Thursday, November 04, 2010

A Different Approach

Sifting through my Radio Leeds 'fact sheets', came across one entitled 'Festive Fare', and as several recipes are based around one particular cake', will be giving the recipe for this, followed by the adaptations that can be made with it.

Firstly the 'base cake' - this being a 'Madeira-type;, and (as the fact sheet says) 'beating the egg whites into the butter and sugar before the yolks, helps to prevent it splitting/curdling, and also makes for a lighter cake'.
Madeira Cake:
9 oz (250g) butter, softened
9 oz (250g) caster sugar
9 oz (250g) self-raising flour
2 tsp baking powder
3 oz (75g) ground almonds
4 eggs, separated
2 tsp vanilla extract
grated zest and juice of one orange
Put the butter and sugar into a bowl (ideally put this in a warm place to the sugar begins to absorb the butter), then cream together until light and fluffy, then pour in the unbeaten egg whites and continue beating until the mixture is like thick cream. Then beat in the egg yolks, vanilla, and zest and juice of the orange.
Sift the flour and baking powder together, then fold (or lightly beat) into the creamed mixture with the ground almonds.
Bake in a greased and lined 9" (23cm) square cake tin and bake at 170C, 325F, gas 3 for about an hour or until firm to the touch.

This next recipe is for a Christmas Cake made with above cake, more a method than a proper recipe. A recipe for home-made orange liqueur will follow.
Fruitless Christmas Cake:
First make the Madeira type cake (recipe above). Leave this to cool in the tin and spike in several places with a skewer, then spoon over a little orange liqueur. Cover the tin with foil, and a couple of days later, spoon over a little more liqueur.
To decorate, either leave whole or cut into four squares (when finished these will make good gifts). Roll out some marzipan, cutting into strips a little wider than the depth of the cake. Spread a little apricot jam around the sides of the cake (or on the marzipan if you prefer) and press the marzipan onto the cake, making sure the corners are pinched together. Leave the top of the cake without a marzipan covering.
Sift about 6 oz (175g) icing sugar into a bowl and stir in enough orange liqueur to make an icing that is fairly runny but not too thin. Spoon most of this over the top of the cake, the scatter over some sliced glace fruits. Soon the remaining icing over the fruits and leave to set.
Wrap the sides of the cake with greaseproof/parchment paper or clingfilm and store in a tin. Because of the liqueur, this will keep well for up to three weeks. If you prefer to not use liqueur, and perhaps just use orange juice, then the cake should be eaten within a week).

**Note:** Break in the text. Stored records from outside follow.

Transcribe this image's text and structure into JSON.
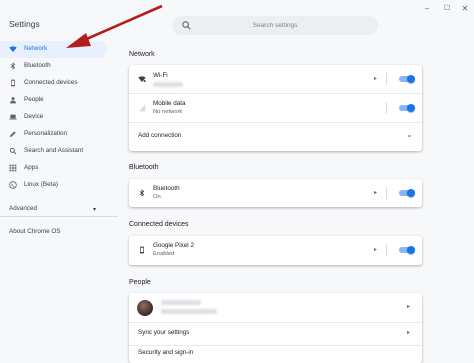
{
  "app_title": "Settings",
  "search": {
    "placeholder": "Search settings"
  },
  "window_controls": {
    "minimize": "–",
    "maximize": "☐",
    "close": "✕"
  },
  "sidebar": {
    "items": [
      {
        "label": "Network",
        "icon": "wifi-icon",
        "active": true
      },
      {
        "label": "Bluetooth",
        "icon": "bluetooth-icon"
      },
      {
        "label": "Connected devices",
        "icon": "phone-icon"
      },
      {
        "label": "People",
        "icon": "person-icon"
      },
      {
        "label": "Device",
        "icon": "laptop-icon"
      },
      {
        "label": "Personalization",
        "icon": "pen-icon"
      },
      {
        "label": "Search and Assistant",
        "icon": "search-icon"
      },
      {
        "label": "Apps",
        "icon": "apps-grid-icon"
      },
      {
        "label": "Linux (Beta)",
        "icon": "linux-terminal-icon"
      }
    ],
    "advanced": "Advanced",
    "advanced_caret": "▾",
    "about": "About Chrome OS"
  },
  "sections": {
    "network": {
      "title": "Network",
      "wifi_label": "Wi-Fi",
      "mobile_label": "Mobile data",
      "mobile_status": "No network",
      "add_connection": "Add connection"
    },
    "bluetooth": {
      "title": "Bluetooth",
      "label": "Bluetooth",
      "status": "On"
    },
    "connected_devices": {
      "title": "Connected devices",
      "label": "Google Pixel 2",
      "status": "Enabled"
    },
    "people": {
      "title": "People",
      "sync_label": "Sync your settings",
      "security_label": "Security and sign-in"
    }
  },
  "glyphs": {
    "arrow": "▸",
    "caret_down": "⌄"
  },
  "toggles": {
    "wifi": true,
    "mobile": true,
    "bluetooth": true,
    "pixel": true
  },
  "colors": {
    "accent": "#1a73e8",
    "annotation_arrow": "#b71c1c"
  }
}
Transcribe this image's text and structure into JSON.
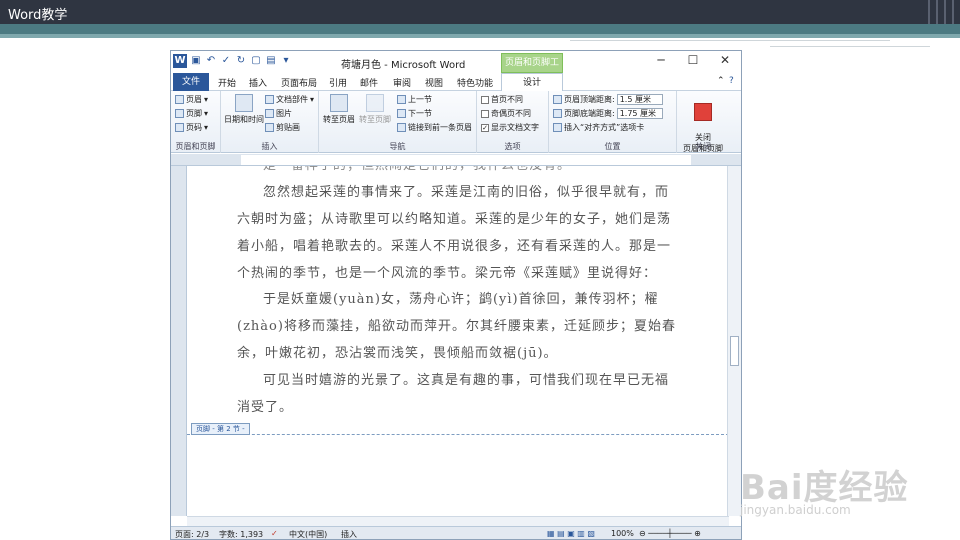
{
  "slide": {
    "title": "Word教学"
  },
  "window": {
    "title": "荷塘月色 - Microsoft Word",
    "context_tab_title": "页眉和页脚工具",
    "controls": {
      "minimize": "─",
      "maximize": "☐",
      "close": "✕"
    }
  },
  "tabs": [
    "开始",
    "插入",
    "页面布局",
    "引用",
    "邮件",
    "审阅",
    "视图",
    "特色功能"
  ],
  "file_tab": "文件",
  "design_tab": "设计",
  "ribbon": {
    "header_footer": {
      "label": "页眉和页脚",
      "items": [
        "页眉",
        "页脚",
        "页码"
      ]
    },
    "insert": {
      "label": "插入",
      "datetime": "日期和时间",
      "items": [
        "文档部件",
        "图片",
        "剪贴画"
      ]
    },
    "nav": {
      "label": "导航",
      "goto_header": "转至页眉",
      "goto_footer": "转至页脚",
      "items": [
        "上一节",
        "下一节",
        "链接到前一条页眉"
      ]
    },
    "options": {
      "label": "选项",
      "items": [
        {
          "text": "首页不同",
          "checked": false
        },
        {
          "text": "奇偶页不同",
          "checked": false
        },
        {
          "text": "显示文档文字",
          "checked": true
        }
      ]
    },
    "position": {
      "label": "位置",
      "header_dist_label": "页眉顶端距离:",
      "header_dist": "1.5 厘米",
      "footer_dist_label": "页脚底端距离:",
      "footer_dist": "1.75 厘米",
      "insert_align": "插入“对齐方式”选项卡"
    },
    "close": {
      "label": "关闭",
      "button": "关闭\n页眉和页脚"
    }
  },
  "document": {
    "partial_top": "是一番样子的；但热闹是它们的，我什么也没有。",
    "paragraphs": [
      "忽然想起采莲的事情来了。采莲是江南的旧俗，似乎很早就有，而六朝时为盛；从诗歌里可以约略知道。采莲的是少年的女子，她们是荡着小船，唱着艳歌去的。采莲人不用说很多，还有看采莲的人。那是一个热闹的季节，也是一个风流的季节。梁元帝《采莲赋》里说得好：",
      "于是妖童媛(yuàn)女，荡舟心许；鹢(yì)首徐回，兼传羽杯；櫂(zhào)将移而藻挂，船欲动而萍开。尔其纤腰束素，迁延顾步；夏始春余，叶嫩花初，恐沾裳而浅笑，畏倾船而敛裾(jū)。",
      "可见当时嬉游的光景了。这真是有趣的事，可惜我们现在早已无福消受了。"
    ],
    "footer_tag": "页脚 - 第 2 节 -"
  },
  "status": {
    "page": "页面: 2/3",
    "words": "字数: 1,393",
    "lang": "中文(中国)",
    "mode": "插入",
    "zoom": "100%"
  },
  "watermark": {
    "line1": "Bai度经验",
    "line2": "jingyan.baidu.com"
  }
}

Home-made Orange Liqueur:
Take one large orange and remove all the rind, discarding the pith. Cut the peel into shreds and and put into a clean (sterilised) 1 lb (450g) jam jar. Slice the orange in half and squeeze out the juice. Add the juice to the orange peel in the jar, and stir in 1 heaped tablespoon of caster sugar, then top up the jar with brandy. Replace the lid, shake well, then store in a dark place, giving the jar a daily shake to make sure all the sugar has dissolved and the flavour of the orange permeates the brandy.
After 4 weeks strain through muslin and re-bottle the liquid as a liqueur. After straining, the orange shreds can be added to a beef casserole or scattered over a fruit salad (can be frozen if you do not wish to use these immediately, although they should keep well enough in a small jar in the fridge for a while).

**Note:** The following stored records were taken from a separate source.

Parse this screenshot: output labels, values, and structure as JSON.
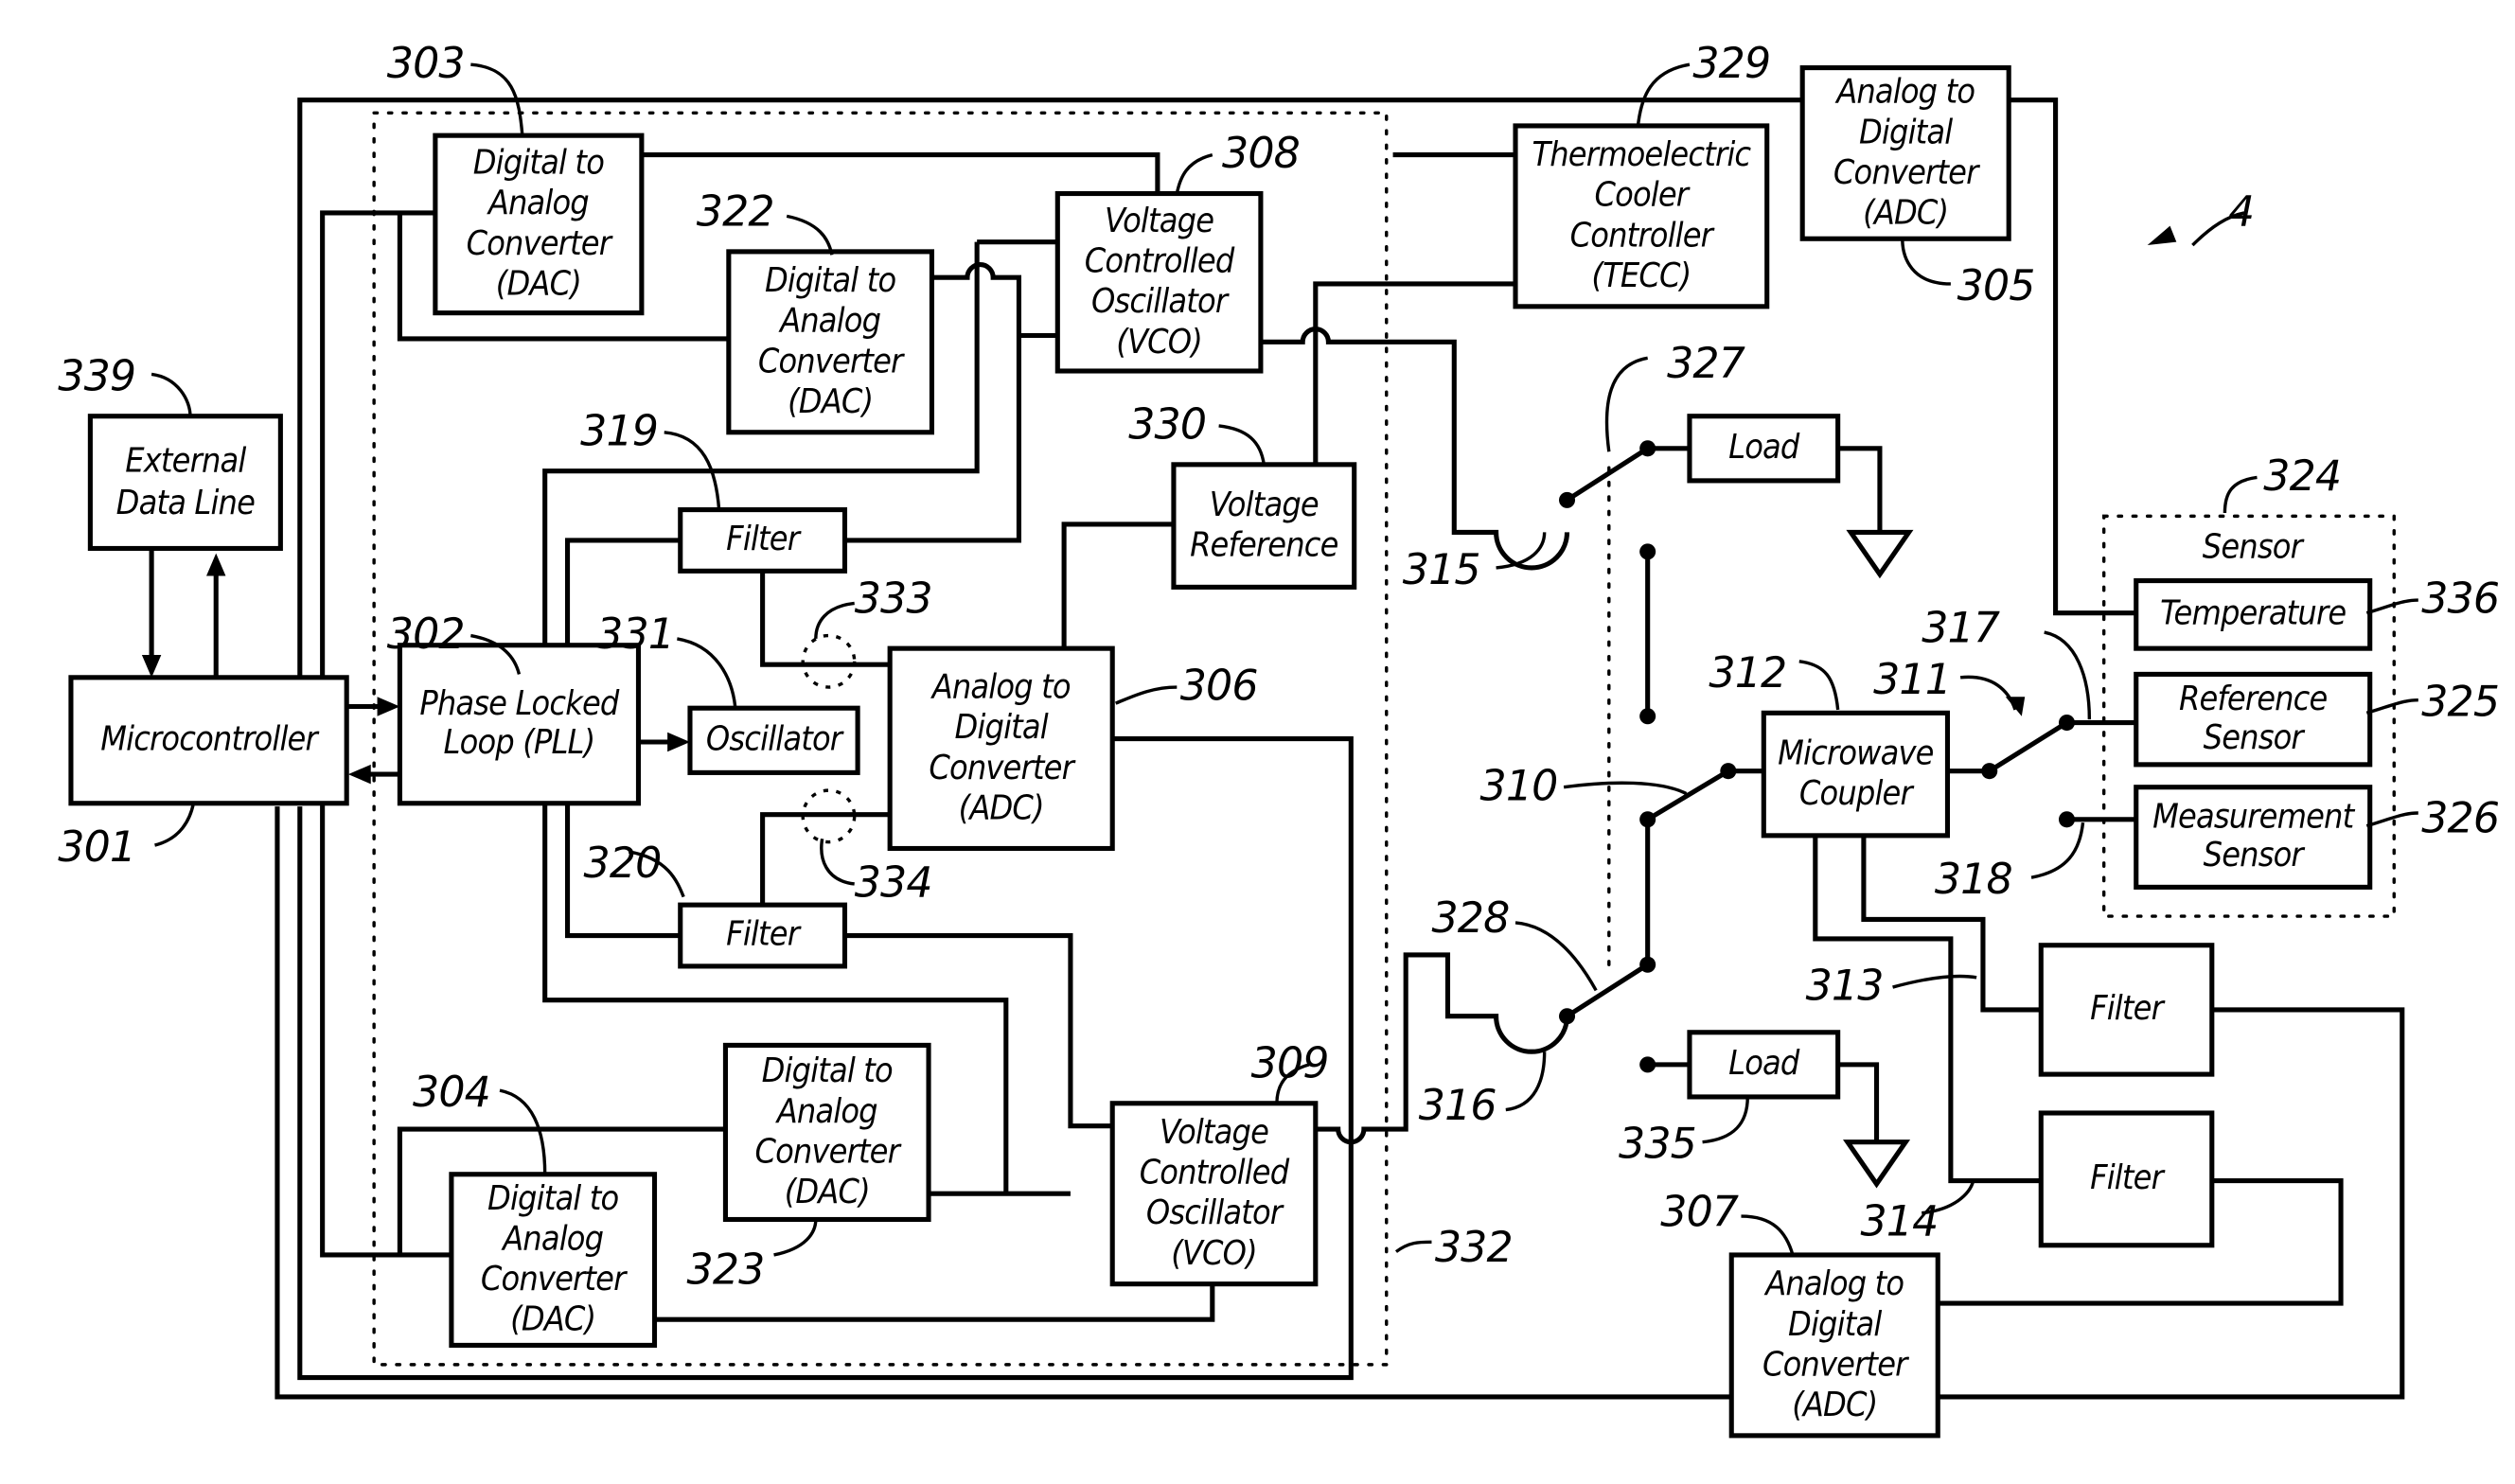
{
  "figure": {
    "figure_number": "4",
    "blocks": {
      "microcontroller": {
        "ref": "301",
        "lines": [
          "Microcontroller"
        ]
      },
      "pll": {
        "ref": "302",
        "lines": [
          "Phase Locked",
          "Loop (PLL)"
        ]
      },
      "dac_303": {
        "ref": "303",
        "lines": [
          "Digital to",
          "Analog",
          "Converter",
          "(DAC)"
        ]
      },
      "dac_322": {
        "ref": "322",
        "lines": [
          "Digital to",
          "Analog",
          "Converter",
          "(DAC)"
        ]
      },
      "dac_304": {
        "ref": "304",
        "lines": [
          "Digital to",
          "Analog",
          "Converter",
          "(DAC)"
        ]
      },
      "dac_323": {
        "ref": "323",
        "lines": [
          "Digital to",
          "Analog",
          "Converter",
          "(DAC)"
        ]
      },
      "vco_308": {
        "ref": "308",
        "lines": [
          "Voltage",
          "Controlled",
          "Oscillator",
          "(VCO)"
        ]
      },
      "vco_309": {
        "ref": "309",
        "lines": [
          "Voltage",
          "Controlled",
          "Oscillator",
          "(VCO)"
        ]
      },
      "filter_319": {
        "ref": "319",
        "lines": [
          "Filter"
        ]
      },
      "filter_320": {
        "ref": "320",
        "lines": [
          "Filter"
        ]
      },
      "oscillator": {
        "ref": "331",
        "lines": [
          "Oscillator"
        ]
      },
      "adc_306": {
        "ref": "306",
        "lines": [
          "Analog to",
          "Digital",
          "Converter",
          "(ADC)"
        ]
      },
      "voltage_reference": {
        "ref": "330",
        "lines": [
          "Voltage",
          "Reference"
        ]
      },
      "tecc": {
        "ref": "329",
        "lines": [
          "Thermoelectric",
          "Cooler",
          "Controller",
          "(TECC)"
        ]
      },
      "adc_305": {
        "ref": "305",
        "lines": [
          "Analog to",
          "Digital",
          "Converter",
          "(ADC)"
        ]
      },
      "external_data_line": {
        "ref": "339",
        "lines": [
          "External",
          "Data Line"
        ]
      },
      "load_top": {
        "ref": "",
        "lines": [
          "Load"
        ]
      },
      "load_bottom": {
        "ref": "335",
        "lines": [
          "Load"
        ]
      },
      "microwave_coupler": {
        "ref": "312",
        "lines": [
          "Microwave",
          "Coupler"
        ]
      },
      "filter_313": {
        "ref": "313",
        "lines": [
          "Filter"
        ]
      },
      "filter_314": {
        "ref": "314",
        "lines": [
          "Filter"
        ]
      },
      "adc_307": {
        "ref": "307",
        "lines": [
          "Analog to",
          "Digital",
          "Converter",
          "(ADC)"
        ]
      },
      "sensor_group": {
        "ref": "324",
        "title": "Sensor"
      },
      "temperature": {
        "ref": "336",
        "lines": [
          "Temperature"
        ]
      },
      "reference_sensor": {
        "ref": "325",
        "lines": [
          "Reference",
          "Sensor"
        ]
      },
      "measurement_sensor": {
        "ref": "326",
        "lines": [
          "Measurement",
          "Sensor"
        ]
      }
    },
    "callouts": {
      "module_boundary": "332",
      "switch_310": "310",
      "switch_311": "311",
      "node_315": "315",
      "node_316": "316",
      "node_317": "317",
      "node_318": "318",
      "switch_327": "327",
      "switch_328": "328",
      "probe_333": "333",
      "probe_334": "334"
    }
  }
}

Lemon Liqueur:
Make as above, but substitute a couple of lemons for the orange. A spoonful of this liqueur is said to be the secret ingredient in Bakewell Pudding!

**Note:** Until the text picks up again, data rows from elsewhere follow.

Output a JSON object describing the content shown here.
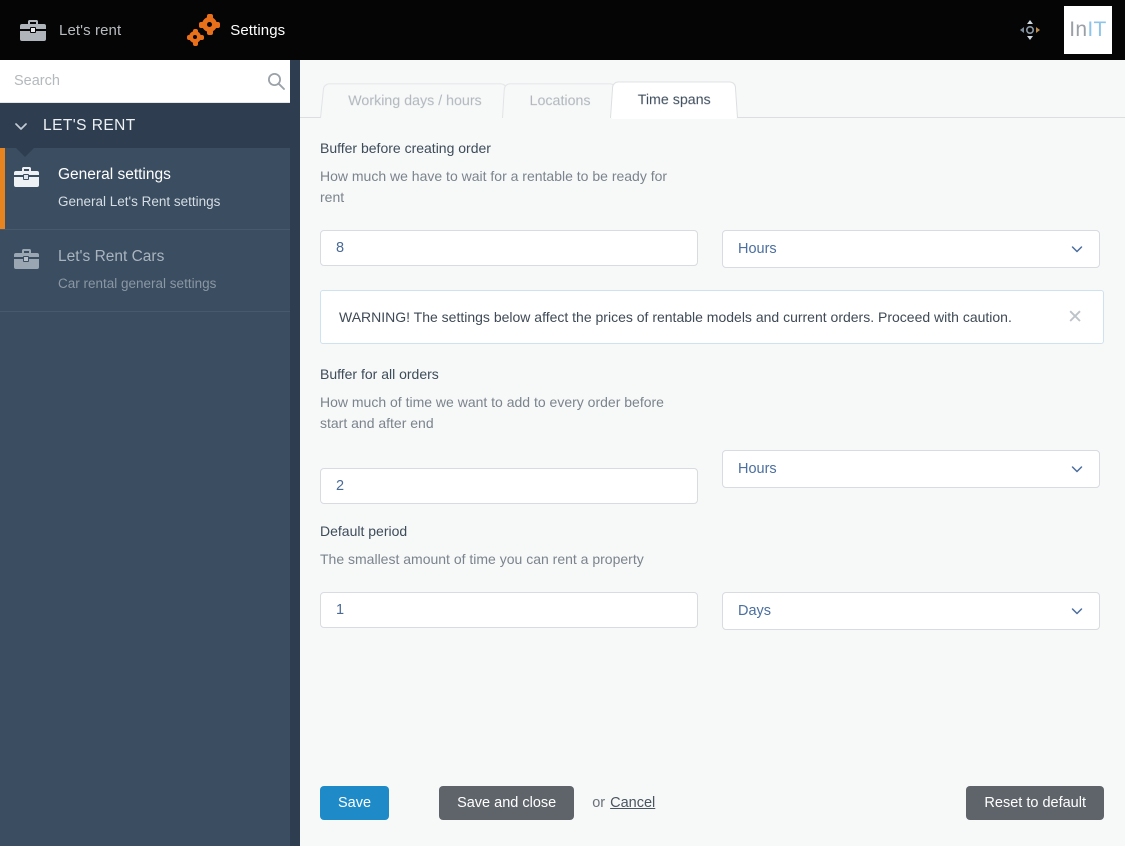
{
  "topbar": {
    "items": [
      {
        "label": "Let's rent",
        "icon": "briefcase-icon",
        "active": false
      },
      {
        "label": "Settings",
        "icon": "gears-icon",
        "active": true
      }
    ],
    "move_icon": "move-arrows-icon",
    "logo": {
      "part_a": "In",
      "part_b": "IT"
    }
  },
  "sidebar": {
    "search": {
      "value": "",
      "placeholder": "Search",
      "icon": "search-icon"
    },
    "section": {
      "label": "LET'S RENT",
      "icon": "chevron-down-icon"
    },
    "items": [
      {
        "title": "General settings",
        "subtitle": "General Let's Rent settings",
        "icon": "briefcase-icon",
        "active": true
      },
      {
        "title": "Let's Rent Cars",
        "subtitle": "Car rental general settings",
        "icon": "briefcase-icon",
        "active": false
      }
    ]
  },
  "tabs": [
    {
      "label": "Working days / hours",
      "active": false
    },
    {
      "label": "Locations",
      "active": false
    },
    {
      "label": "Time spans",
      "active": true
    }
  ],
  "form": {
    "fields": [
      {
        "label": "Buffer before creating order",
        "description": "How much we have to wait for a rentable to be ready for rent",
        "value": "8",
        "unit": "Hours"
      },
      {
        "label": "Buffer for all orders",
        "description": "How much of time we want to add to every order before start and after end",
        "value": "2",
        "unit": "Hours"
      },
      {
        "label": "Default period",
        "description": "The smallest amount of time you can rent a property",
        "value": "1",
        "unit": "Days"
      }
    ],
    "warning": {
      "text": "WARNING! The settings below affect the prices of rentable models and current orders. Proceed with caution.",
      "close": "✕"
    }
  },
  "footer": {
    "save_label": "Save",
    "save_close_label": "Save and close",
    "or_label": "or",
    "cancel_label": "Cancel",
    "reset_label": "Reset to default"
  },
  "colors": {
    "topbar_bg": "#050505",
    "sidebar_bg": "#3a4d61",
    "sidebar_header_bg": "#2e3e50",
    "accent_orange": "#e8841f",
    "primary_blue": "#1e8bc8",
    "grey_button": "#5f646b"
  }
}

If not keen on a heavy fruit Christmas Pudding, but like the traditional look of one, then here is another use for the ubiquitous Madeira. Again a method more than a recipe. Note: this pudding should not be cooked in a microwave, it won't work.
Not-so-Heavy Christmas Pudding:
This is a pudding that has a Christmas flavour but is far lighter than the traditional pud.
All we have to do grease well (with butter) the inside of a pudding bowl and spread a layer of mincemeat around the sides and over the base. Then to make the filling, use HALF the recipe for Madeira Cake (see above), omitting the ground almonds and baking powder, but making up the shortfall by adding extra flour.
Cover with pleated greaseproof paper, and then a cover of pleated foil. Tie this tightly round the basin and then steam for an hour and a half. Then turn it out onto a shallow dish. It will look just like a Christmas Pudding, but with a plain centre. If you wish you can pour over a ladle of hot brandy and set light to it in the traditional way. Also eats well with brandy or rum sauce. Even better with cream!